KFOR / Media Center / Archive / Chronicles / Chronicle 2022 / April / Maneuver Units – Role, Form and Function
Maneuver Units – Role, Form and Function
The role of a maneuver unit during stability operations is to restore and/or maintain a safe, stable and secure environment in the AOR, which is defined on the basis of capability and operational objectives. The maneuver unit must ensure Protection of Civilians (POC), as well as freedom of movement (FOM) for KFOR personnel, and security of property, facilities and installations throughout its AOR. Maneuver unit's must also be capable of planning and executing all stability tasks as directed.
A unit, operating either as part of a traditional or a multidimensional stability operation, is central to mandate implementation and maneuver forces, normally assigned to Infantry is the key capability for the military component and, as such, it is important that it has the training, organization and equipment required to deliver its mission and mandate. In today's complex operating environments, the POC, the safety and security of supporting personnel and installations are priority tasks. Host nation (HN) governments have the primary responsibility for protecting civilians inside their borders, consistent with their obligations under international human rights and humanitarian law. However, when host governments are unable or unwilling to do so, military peacekeepers are authorized, and duty bound to undertake actions to protect civilians and carry out mandated tasks in accordance with the Rules of Engagement (ROE).
To function effectively in complex, dangerous, and rapidly evolving operating environments, maneuver forces needs to have well-resourced, and practiced operational capabilities, comprising the appropriate mix of personnel and equipment. The most common operational tasks required to support stability mandates are outlined below, complete with planning considerations and guidance on their conduct and execution. Some of these sixteen tasks are best planned and executed at the maneuver unit-level, due to their complexity and/or resource requirements, while others are typically delegated to the company or even platoon-level.
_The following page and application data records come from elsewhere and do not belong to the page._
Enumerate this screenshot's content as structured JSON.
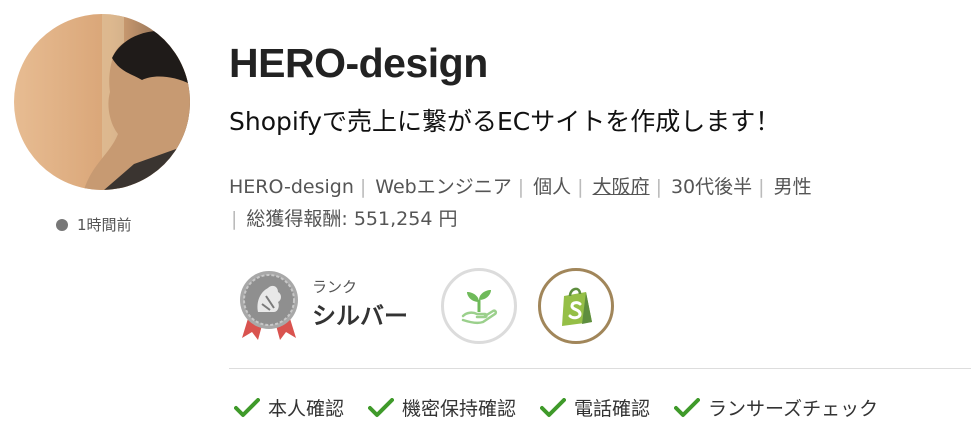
{
  "profile": {
    "name": "HERO-design",
    "catchphrase": "Shopifyで売上に繋がるECサイトを作成します！",
    "last_login": "1時間前"
  },
  "meta": {
    "username": "HERO-design",
    "occupation": "Webエンジニア",
    "type": "個人",
    "prefecture": "大阪府",
    "age": "30代後半",
    "gender": "男性",
    "earnings": "総獲得報酬: 551,254 円"
  },
  "rank": {
    "label": "ランク",
    "value": "シルバー"
  },
  "badges": [
    {
      "icon": "seedling-icon",
      "color": "#6fba5a"
    },
    {
      "icon": "shopify-icon",
      "color": "#5e8e3e"
    }
  ],
  "verifications": [
    {
      "label": "本人確認"
    },
    {
      "label": "機密保持確認"
    },
    {
      "label": "電話確認"
    },
    {
      "label": "ランサーズチェック"
    }
  ],
  "colors": {
    "check": "#3f9a2a",
    "shopify_ring": "#a1865a"
  }
}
However, almost all tasks require combat support and/or combat service support, and maneuver unit staff must plan to facilitate this. For example, the establishment of a Temporary Operating Base (TOB) will require engineering and medical support, together with incorporation into the maneuver unit-level indirect fire plan. Similarly, some tasks, listed here as company or platoon tasks, may also have to be executed at the maneuver unit level. For example, the maneuver unit will also have to establish an Operating Base and may have to conduct Relief in Place.
Examples of Battalion-level tasks:
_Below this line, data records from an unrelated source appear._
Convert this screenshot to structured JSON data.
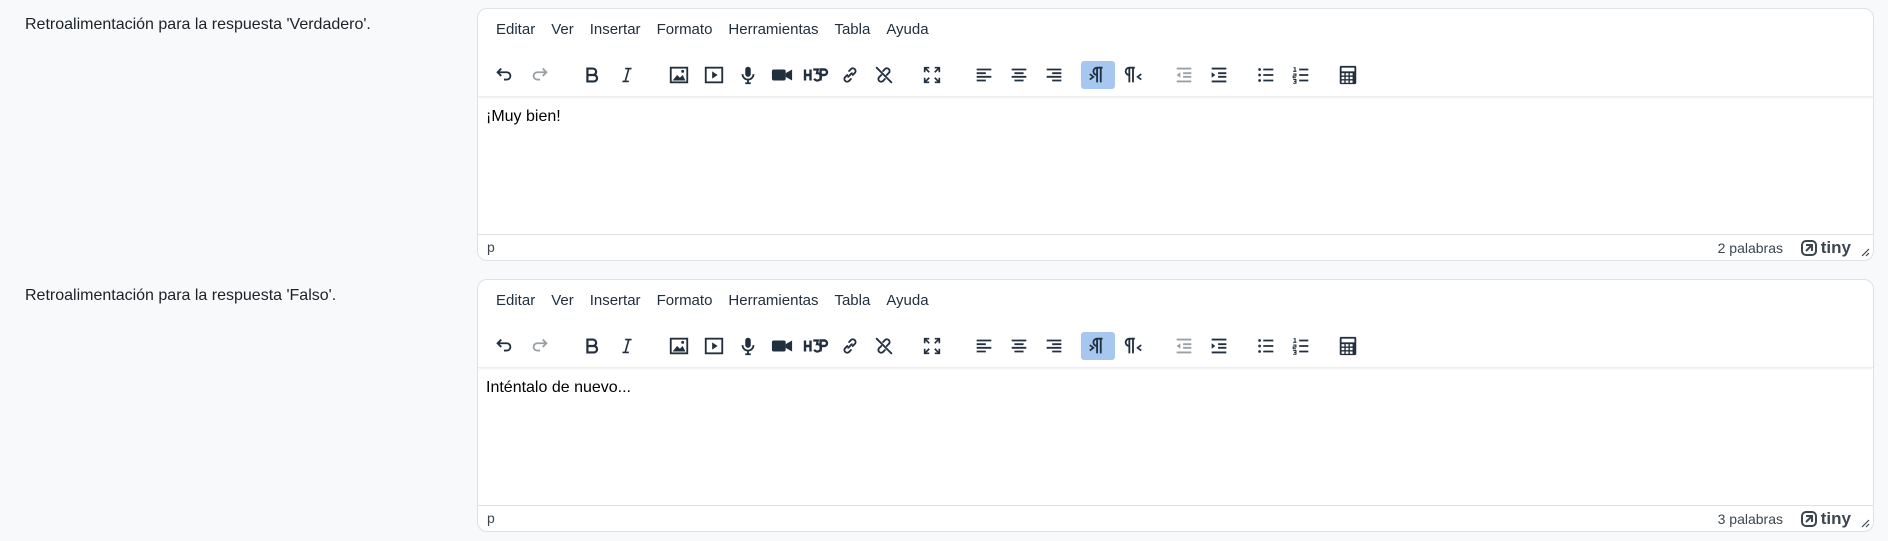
{
  "menus": [
    "Editar",
    "Ver",
    "Insertar",
    "Formato",
    "Herramientas",
    "Tabla",
    "Ayuda"
  ],
  "toolbar_icons": [
    "undo-icon",
    "redo-icon",
    "bold-icon",
    "italic-icon",
    "image-icon",
    "media-icon",
    "microphone-icon",
    "video-camera-icon",
    "h5p-icon",
    "link-icon",
    "unlink-icon",
    "fullscreen-icon",
    "align-left-icon",
    "align-center-icon",
    "align-right-icon",
    "ltr-icon",
    "rtl-icon",
    "outdent-icon",
    "indent-icon",
    "bullet-list-icon",
    "numbered-list-icon",
    "calculator-icon"
  ],
  "colors": {
    "active_button": "#a6c8f0",
    "background": "#f8f9fa",
    "editor_border": "#dee2e6"
  },
  "fields": [
    {
      "label": "Retroalimentación para la respuesta 'Verdadero'.",
      "content": "¡Muy bien!",
      "path": "p",
      "wordcount": "2 palabras",
      "brand": "tiny"
    },
    {
      "label": "Retroalimentación para la respuesta 'Falso'.",
      "content": "Inténtalo de nuevo...",
      "path": "p",
      "wordcount": "3 palabras",
      "brand": "tiny"
    }
  ]
}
• Conduct Protection of Civilians.
• Support Disarmament, Demobilization, and Reintegration.
• Conduct Cordon and Search.
• Conduct Offensive operations.
• Conduct Extraction.
• Conduct Withdrawal.
• Casualty Evacuation
Examples of Company or Platoon-level tasks:
• Establish an Operating Base
• Establish a Checkpoint.
• Establish an Observation Post.
• Conduct Defensive operations (for a Temporary Operating Base (TOB)).
• Conduct Convoy Escort/Tactical Move.
• Conduct a Patrol.
• Conduct a Relief in Place.
• Conduct Reinforcement.
• Conduct Civil Disturbance Control or Crowd Control.
Maneuver units can deploy in many forms, sizes or shapes, orientated around the threat and operating environment, these forms can include a standard Battalions, a Quick Reaction Force, or as a Reserve. Individual companies can be designated as Light, Motorized or Mechanized.
Due to the complexity of stability operations, specific platoons in each Coy can also be trained and equipped for crowd riot control (CRC) tasks or some have the ability to act as Intelligence, Surveillance and Reconnaissance (ISR) functional units. Regardless its role, the maneuver unit is required to plan according to the planning principles outlined above and to conduct tasks, according to the guidelines below. To understand how the planning principles and tasks combine to enable mission completion, consider the following example. A maneuver unit deploys to uphold the POC aspect of its mandate, in line with international humanitarian and human rights law (IHL/IHRL). While deployed, the maneuver unit will be required to execute several tasks, either concurrently or sequentially, involving units of different sizes.
To assure POC the maneuver unit will have to set up Check Points, Observation Posts, and conduct patrols. These tasks may have to be completed safely (Force Protection), while working with other contingents (interoperability) and may require the maneuver unit to use force (employment of firepower). The maneuver unit may also have to deploy non-kinetic units (Liaison Monitoring Teams) to interact with community leaders (engagement). To function effectively in a complex and multidimensional mission environment, maneuver unit's needs to have multifaceted operational capability, resourced by the correct combination of specialized personnel and equipment. KFOR maneuver unit's are configured with a specific focus on integrated employment in accordance with peacekeeping mission requirements.
Building on conventional infantry capabilities, maneuver unit are trained and deployed to execute a wide range of stability tasks. In the stability and peacekeeping context, "capability" is defined as the ability and readiness to deliver against a reasonable standard. It encompasses the combination of capacities (personnel and equipment), preparedness (organization, process and training) and logistics sustainment required to achieve the mission and implement the mandate.
OF-3 Liam McDONNELL
IRL-A Chief Internal Information